• Use description subject lines - this is very important. Just because your mail program doesn't force you to put in a subject doesn't mean you shouldn't use it. Other than your name, the subject field is very important because it the first method used to identify your posting. A subject of "help needed" will be passed over by 90% of subscribers, whereas a subject of "<E30> Warning: Control Arm Failure Discovered" will inspire most readers to take notice. Since the goal is for as many other subscribers to see and read your message, the effort you put in to this step is paramount.
• When replying to a message, do your best to catch up on the digests and make sure that the question has not been answered satisfactorily already. "Me, too" posts are useless and only cause you to be labeled as self-centered.
• Decide whether you should reply to the individual (if it already is a Frequently Asked Question) or to the entire list. Ask yourself: "does my reply help the general BMW community, or am I writing this to massage my ego and hear myself speak?"
• When replying, quote only the relevant portion of the original note and please take out the blank lines and headers. Use a well-established quotation character (like the ">" at the beginning of each quoted line). Again, ask yourself: "does the community benefit from me quoting this information or will they view me as lazy and self-centered for quoting pages of useless irrelevant nonsense?"
• If you are asking a question, be sure to include relevant information such as the production year and month of your car, mileage, repair and accident history, and any other clues that might help us diagnose your problem. If you appear to put in a sincere effort to describe the problem you are having, you will be thoroughly impressed at how willing subscribers are to help you. If you don't, and expect the readership to be clairvoyant, you will likely receive many negative responses.
• Post no more than 80 characters per line. Most mail programs can handle 80 characters just fine. But for the general list-reading population, using colors doesn't help. Being lazy will only serve to cause your fellow subscribers to ignore your message, which doesn't help you at all.

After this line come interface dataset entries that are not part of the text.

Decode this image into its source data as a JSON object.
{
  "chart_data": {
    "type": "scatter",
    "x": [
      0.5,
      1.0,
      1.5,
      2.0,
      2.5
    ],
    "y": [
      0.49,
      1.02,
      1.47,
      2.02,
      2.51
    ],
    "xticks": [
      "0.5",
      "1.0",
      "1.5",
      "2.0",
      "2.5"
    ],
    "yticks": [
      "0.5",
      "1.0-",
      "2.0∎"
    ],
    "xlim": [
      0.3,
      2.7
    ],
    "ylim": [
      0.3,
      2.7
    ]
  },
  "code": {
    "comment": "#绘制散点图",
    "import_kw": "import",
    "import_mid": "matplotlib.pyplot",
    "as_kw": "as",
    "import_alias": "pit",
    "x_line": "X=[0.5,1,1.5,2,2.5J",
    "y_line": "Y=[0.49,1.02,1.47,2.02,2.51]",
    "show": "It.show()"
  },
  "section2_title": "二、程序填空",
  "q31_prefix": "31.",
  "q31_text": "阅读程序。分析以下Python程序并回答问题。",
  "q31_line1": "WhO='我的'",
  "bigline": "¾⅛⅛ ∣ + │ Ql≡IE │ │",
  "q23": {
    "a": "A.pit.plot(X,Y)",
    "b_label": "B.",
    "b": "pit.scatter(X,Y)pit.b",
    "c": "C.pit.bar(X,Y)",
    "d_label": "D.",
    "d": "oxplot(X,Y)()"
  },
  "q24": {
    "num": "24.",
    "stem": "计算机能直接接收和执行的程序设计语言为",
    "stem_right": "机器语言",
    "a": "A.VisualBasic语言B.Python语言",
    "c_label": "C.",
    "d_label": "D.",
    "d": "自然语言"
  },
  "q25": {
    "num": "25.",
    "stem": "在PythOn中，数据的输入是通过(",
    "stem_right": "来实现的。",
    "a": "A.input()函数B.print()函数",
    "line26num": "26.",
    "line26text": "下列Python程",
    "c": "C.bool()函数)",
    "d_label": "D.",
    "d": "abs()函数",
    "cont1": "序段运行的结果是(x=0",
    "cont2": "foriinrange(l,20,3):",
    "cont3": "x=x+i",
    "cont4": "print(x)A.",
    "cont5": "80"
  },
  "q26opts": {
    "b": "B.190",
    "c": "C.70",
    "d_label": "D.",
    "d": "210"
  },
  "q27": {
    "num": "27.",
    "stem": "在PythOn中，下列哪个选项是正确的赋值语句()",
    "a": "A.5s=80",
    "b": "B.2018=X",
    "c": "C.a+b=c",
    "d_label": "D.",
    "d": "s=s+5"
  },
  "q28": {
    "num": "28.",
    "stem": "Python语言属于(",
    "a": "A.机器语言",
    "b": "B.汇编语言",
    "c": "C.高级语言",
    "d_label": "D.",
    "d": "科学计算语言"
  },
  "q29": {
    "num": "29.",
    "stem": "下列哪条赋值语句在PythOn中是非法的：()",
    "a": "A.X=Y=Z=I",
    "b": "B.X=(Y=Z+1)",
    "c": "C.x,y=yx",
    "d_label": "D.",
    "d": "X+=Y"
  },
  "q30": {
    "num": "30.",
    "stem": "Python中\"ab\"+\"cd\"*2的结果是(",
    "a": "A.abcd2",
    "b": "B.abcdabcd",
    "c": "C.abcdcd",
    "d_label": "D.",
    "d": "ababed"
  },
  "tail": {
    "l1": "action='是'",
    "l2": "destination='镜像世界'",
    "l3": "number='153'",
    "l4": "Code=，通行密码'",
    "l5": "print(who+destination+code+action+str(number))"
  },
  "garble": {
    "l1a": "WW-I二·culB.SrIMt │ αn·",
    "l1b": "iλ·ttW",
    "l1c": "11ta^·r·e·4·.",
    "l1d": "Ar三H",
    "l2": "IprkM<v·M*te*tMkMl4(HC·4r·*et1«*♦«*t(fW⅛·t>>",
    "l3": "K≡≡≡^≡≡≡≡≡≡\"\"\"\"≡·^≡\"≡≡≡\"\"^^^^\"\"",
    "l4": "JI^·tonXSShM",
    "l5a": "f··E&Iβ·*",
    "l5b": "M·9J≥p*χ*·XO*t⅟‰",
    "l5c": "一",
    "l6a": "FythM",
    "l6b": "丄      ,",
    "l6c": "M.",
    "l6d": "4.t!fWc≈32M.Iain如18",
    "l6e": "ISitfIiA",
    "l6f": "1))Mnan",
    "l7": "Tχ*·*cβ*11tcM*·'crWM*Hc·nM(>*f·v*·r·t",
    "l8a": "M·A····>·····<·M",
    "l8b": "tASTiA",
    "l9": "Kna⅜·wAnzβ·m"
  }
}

Why Tags

Chances are, if you're doing all that, this is a tremendous help, and it will surely be appreciated by your fellow subscribers. But some of us want to further categorize e-mail into folders based on the subject, and use mail programs that make this easier.

Everyone wins when tags are used often and consistently. If you have a question, it will be seen more quickly by the very people you want help from. It will help those of us who answer questions, since we're looking at the notes we can answer first. It makes sense - if I'm an E28 expert, and I read the notes that have the tag <E28> on them first, I'll be able to offer a quick response to your question.

Here's an example of what subjects in a digest might look like:

Subject: <E28> Brake accumulator lasted only 30k miles
Subject: RE: <E30 M3> Cracked subframe discovered
Subject: RE: <E28> Best aftermarket Katalyzator
Subject: <OT> Using Kleen Wheels with my Airplane ABS

Conclusions

These tags defined above are not finalized - hopefully, they never will be. These are currently a recommendation based on the collective discussion of some contributors to the BMW Mailing Lists. They were selected based on two main factors: ease of recognition and volume of e-mail. I did not create any tags for motors, for example, since few people know of the motor by number. As well, I didn't always use the E-numbers, because in the case of the 6er, 7er, and 8er, these are not nearly as widely known. If you have any suggestions, corrections, or comments, send me e-mail.